“You know, Burke, I don’t know which s p e c i e s is worse. You don’t see them fucking each other over for a goddamn percentage.”
After the success of my website’s most viewed post from a few years back, Three Important Scenes Deleted from Alien, I wanted to followup with an entry chronicling four important scenes omitted from the theatrical cut of James Cameron’s Aliens…a film so powerful that it has fans arguing that it’s the only sequel in a franchise to surpass the original in greatness.
Before the release of Aliens in 1986, James Cameron removed over 20 minutes of footage bringing the theatrical run-time to 137 minutes. Five years following Cameron decided to reinsert over 17 minutes of deleted footage back into Aliens creating the Aliens Special Edition.
While I’ve seen both the theatrical cut and director’s cut, the latter doesn’t differ heavily from the former…certainly not nearly as drastic as Alien³: The Assembly Cut. The advantage of this theatrical cut is all about the pacing of the film – it flows smoothly and quickly…exactly what studio execs wanted.

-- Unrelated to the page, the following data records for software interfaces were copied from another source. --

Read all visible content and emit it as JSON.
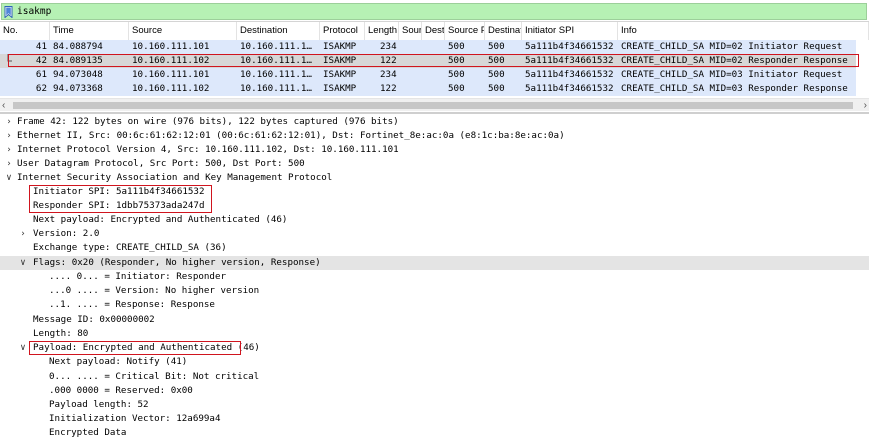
{
  "filter": {
    "value": "isakmp"
  },
  "packet_list": {
    "columns": [
      "No.",
      "Time",
      "Source",
      "Destination",
      "Protocol",
      "Length",
      "Sour",
      "Dest",
      "Source P",
      "Destinat",
      "Initiator SPI",
      "Info"
    ],
    "rows": [
      {
        "no": "41",
        "time": "84.088794",
        "source": "10.160.111.101",
        "destination": "10.160.111.1…",
        "protocol": "ISAKMP",
        "length": "234",
        "sport": "500",
        "dport": "500",
        "spi": "5a111b4f34661532",
        "info": "CREATE_CHILD_SA MID=02 Initiator Request",
        "selected": false
      },
      {
        "no": "42",
        "time": "84.089135",
        "source": "10.160.111.102",
        "destination": "10.160.111.1…",
        "protocol": "ISAKMP",
        "length": "122",
        "sport": "500",
        "dport": "500",
        "spi": "5a111b4f34661532",
        "info": "CREATE_CHILD_SA MID=02 Responder Response",
        "selected": true
      },
      {
        "no": "61",
        "time": "94.073048",
        "source": "10.160.111.101",
        "destination": "10.160.111.1…",
        "protocol": "ISAKMP",
        "length": "234",
        "sport": "500",
        "dport": "500",
        "spi": "5a111b4f34661532",
        "info": "CREATE_CHILD_SA MID=03 Initiator Request",
        "selected": false
      },
      {
        "no": "62",
        "time": "94.073368",
        "source": "10.160.111.102",
        "destination": "10.160.111.1…",
        "protocol": "ISAKMP",
        "length": "122",
        "sport": "500",
        "dport": "500",
        "spi": "5a111b4f34661532",
        "info": "CREATE_CHILD_SA MID=03 Responder Response",
        "selected": false
      }
    ]
  },
  "details": {
    "frame": "Frame 42: 122 bytes on wire (976 bits), 122 bytes captured (976 bits)",
    "ethernet": "Ethernet II, Src: 00:6c:61:62:12:01 (00:6c:61:62:12:01), Dst: Fortinet_8e:ac:0a (e8:1c:ba:8e:ac:0a)",
    "ip": "Internet Protocol Version 4, Src: 10.160.111.102, Dst: 10.160.111.101",
    "udp": "User Datagram Protocol, Src Port: 500, Dst Port: 500",
    "isakmp": "Internet Security Association and Key Management Protocol",
    "initiator_spi": "Initiator SPI: 5a111b4f34661532",
    "responder_spi": "Responder SPI: 1dbb75373ada247d",
    "next_payload": "Next payload: Encrypted and Authenticated (46)",
    "version": "Version: 2.0",
    "exchange_type": "Exchange type: CREATE_CHILD_SA (36)",
    "flags": "Flags: 0x20 (Responder, No higher version, Response)",
    "flag_initiator": ".... 0... = Initiator: Responder",
    "flag_version": "...0 .... = Version: No higher version",
    "flag_response": "..1. .... = Response: Response",
    "message_id": "Message ID: 0x00000002",
    "length": "Length: 80",
    "payload_label": "Payload: Encrypted and Authenticated",
    "payload_suffix": " (46)",
    "payload_next": "Next payload: Notify (41)",
    "critical_bit": "0... .... = Critical Bit: Not critical",
    "reserved": ".000 0000 = Reserved: 0x00",
    "payload_length": "Payload length: 52",
    "iv": "Initialization Vector: 12a699a4",
    "encrypted_data": "Encrypted Data"
  },
  "colors": {
    "filter_valid": "#b6f1b4",
    "row_bg": "#dde8fb",
    "row_selected": "#d7d7d7",
    "highlight_box": "#d0141e"
  }
}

My preference? There are aspects of the director’s cut that I find could have been beneficial to keeping, while others deserved to be left on the cutting room floor. Personally, I prefer the theatrical cut.
Sigorney Weaver’s preference? She threatened to never shoot an Alien film again if the longer director’s cut was not released.

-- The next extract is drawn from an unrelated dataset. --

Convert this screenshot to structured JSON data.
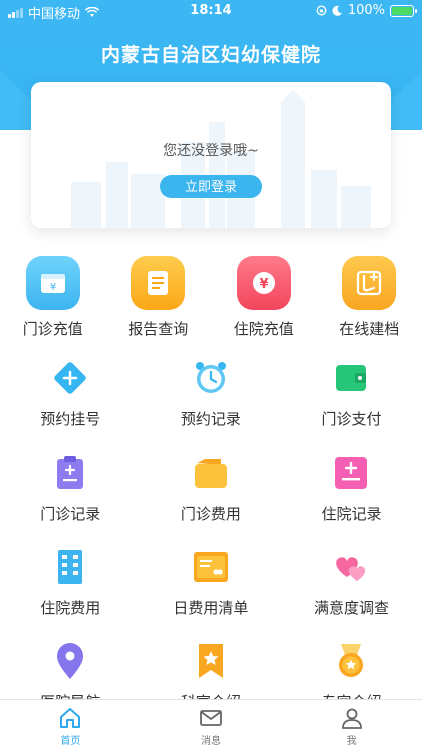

Here are four scenes that didn’t make it in the theatrical cut.
Right? Ellen Ripley actually had a family back home on Earth. In the scene that was cut, Ripley asks Burke about her daughter within the first 10 minutes of the movie. Burke hands her a photograph of an old woman, her daughter, who passed away two years prior at the age of 67. Distraught and frustrated, Ripley whispers that she promised her daughter she’d be home before her 11th birthday before leaving on the Nostromo.
The significance? This is Ripley’s main motivation for getting involved in the mission; everything she had left on Earth is gone. She’s got nothing, but this potential mission. It also offers great insight on why she was maternally driven to save Newt.
Hadley’s Hope is what we call the ‘shake and bake colony; it was a human terraforming, research and mining colony that was established on LV-426 in 2157 maintaining a population of 158 colonists.
While it was riddled with tumultuous winds and electrical storms (keeping colonists primarily indoors), it also became subject to an infestation problem…of xenomorphs.
In this omitted scene in the beginning of the movie, we’re introduced to Newt and her family who uncover, at Burke’s orders, the derelict spacecraft from the first movie. Newt and her brother wait in the vehicle while her mother and father go explore the spacecraft, only to come back with a facehugger attached to her father’s face.
I’m still debating whether or not this key should have been omitted or not, but I’m leaning more toward yes. NOT knowing what happened to Hadley’s Hope is key to the suspense. It shows us how Hadley’s Hope got infested with the xenomorph species, but knowing less provides more terror to the introduction of the colony.
Sentry Guns in Tunnel
Toward the middle of the movie, Vasquez and Hudson set up the A and B sentry guns in the service tunnel to serve as a defense. The sentry guns are motion detected, so when xenomorphs approach their sealed compound, they’re blown to bits.
Should this scene have been omitted? I personally would have kept it in the theatrical cut, because it adds an immense amount of tension as the bullets drop until completely empty. It makes their situation more heart-racing and dire.
Probably the most famous deleted scene in the movie is the fate of Burke. In every cut of the film, Burke meets his fate by encountering a xenomorph looking scared as all hell, but the scene cuts and that’s the last we see of him.
In the deleted scene, Ripley is frantically looking for Newt when she comes across Burke, still alive, cocooned and begging her to kill him. “Ripley, Help me…please, help…oh, God…it’s inside me….” Ripley hands him a grenade and the rest is history.
According to SciFied, “this deleted scene was included with the Alien Anthology Blu ray set finally giving fans the change to see the scene after years of waiting. Cameron didn’t like the scene, and so it was never used.”
Is this scene necessary? It gives the audience some serious closure with the despicable Burke. I mean…this entire movie’s plot falls at the fault of his greed and corruption, so it only makes sense to see him get what he deserves. For pacing purposes, I can understand why the scene was ultimately cut.
What do you think about these deleted scenes? Are there any others I didn’t mention that you like?